“I remember I went to a camp and I saw Genai and I was like, wow, there’s someone that looks like me. And it inspired me that hey, maybe this is a safe place for me,” Irving revealed, a Long Beach, California, native.
Seeing someone you can relate to is what creates opportunity. 
“Opportunity is especially important because I never could have imagined getting to where I am,” said Johnson. “I’ve been to so many places in the world … all that came from learning to swim.”
Both Johnson, 28, and Irving, 27, competed at the Olympic Games Tokyo 2020 after playing water polo in college and eventually going on to play in professional clubs all over Europe. 
For Johnson, she’s found that the things that set her apart in her sport have turned out to be positives. “I feel like a lot of people shy away from being different,” the two-time Olympic gold medalist revealed. “But I found throughout my career that the things I feel isolated about — whether it’s the way I look, or the way I play — are the things that ultimately become my strengths.”

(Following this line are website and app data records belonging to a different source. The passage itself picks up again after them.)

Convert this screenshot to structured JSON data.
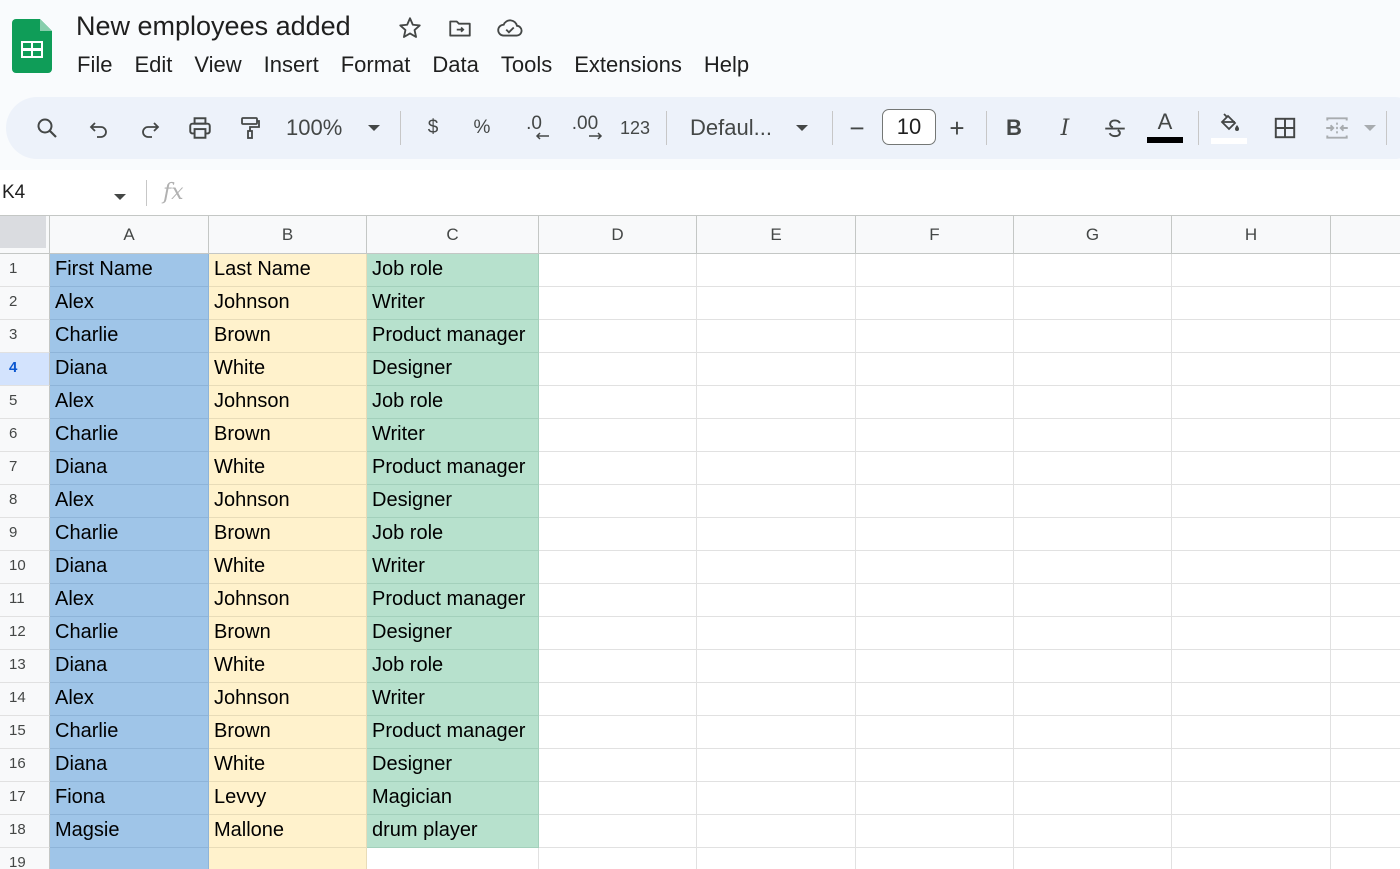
{
  "document": {
    "title": "New employees added"
  },
  "menu": [
    "File",
    "Edit",
    "View",
    "Insert",
    "Format",
    "Data",
    "Tools",
    "Extensions",
    "Help"
  ],
  "toolbar": {
    "zoom": "100%",
    "currency": "$",
    "percent": "%",
    "decrease_decimal": ".0",
    "increase_decimal": ".00",
    "number_format": "123",
    "font": "Defaul...",
    "font_size": "10",
    "minus": "−",
    "plus": "+",
    "bold": "B",
    "italic": "I",
    "text_color_letter": "A",
    "text_color": "#000000",
    "fill_color": "#ffffff"
  },
  "formula_bar": {
    "name_box": "K4",
    "fx": "fx"
  },
  "grid": {
    "columns": [
      "A",
      "B",
      "C",
      "D",
      "E",
      "F",
      "G",
      "H"
    ],
    "active_row": 4,
    "rows": [
      [
        " First Name",
        "Last Name",
        "Job role"
      ],
      [
        "Alex",
        "Johnson",
        "Writer"
      ],
      [
        "Charlie",
        "Brown",
        "Product manager"
      ],
      [
        "Diana",
        "White",
        "Designer"
      ],
      [
        "Alex",
        "Johnson",
        "Job role"
      ],
      [
        "Charlie",
        "Brown",
        "Writer"
      ],
      [
        "Diana",
        "White",
        "Product manager"
      ],
      [
        "Alex",
        "Johnson",
        "Designer"
      ],
      [
        "Charlie",
        "Brown",
        "Job role"
      ],
      [
        "Diana",
        "White",
        "Writer"
      ],
      [
        "Alex",
        "Johnson",
        "Product manager"
      ],
      [
        "Charlie",
        "Brown",
        "Designer"
      ],
      [
        "Diana",
        "White",
        "Job role"
      ],
      [
        "Alex",
        "Johnson",
        "Writer"
      ],
      [
        "Charlie",
        "Brown",
        "Product manager"
      ],
      [
        "Diana",
        "White",
        "Designer"
      ],
      [
        "Fiona",
        "Levvy",
        "Magician"
      ],
      [
        "Magsie",
        "Mallone",
        "drum player"
      ],
      [
        "",
        "",
        ""
      ]
    ],
    "colors": {
      "A": "#9fc5e8",
      "B": "#fff2cc",
      "C": "#b7e1cd"
    }
  }
}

Shining her light for all to see is how she hopes to rewrite the narrative for black people, not only in the U.S. but for black people in general.
“Stereotypes stem from stories and stories become a part of our history,” Johnson said. “If you’re never telling a new story, if you’re never seeing people swimming, if you’re never told that you can do it, that story never changes.”
“What the story should be is yes, we’re here. Yes, we excel in the water. Yes, we swim,” she said. 
That’s the story she said that is going to save lives.

Lisa Costantini has covered Olympic and Paralympic sports for more than a decade, including for the International Olympic Committee. She is a freelance writer who has contributed to since 2011.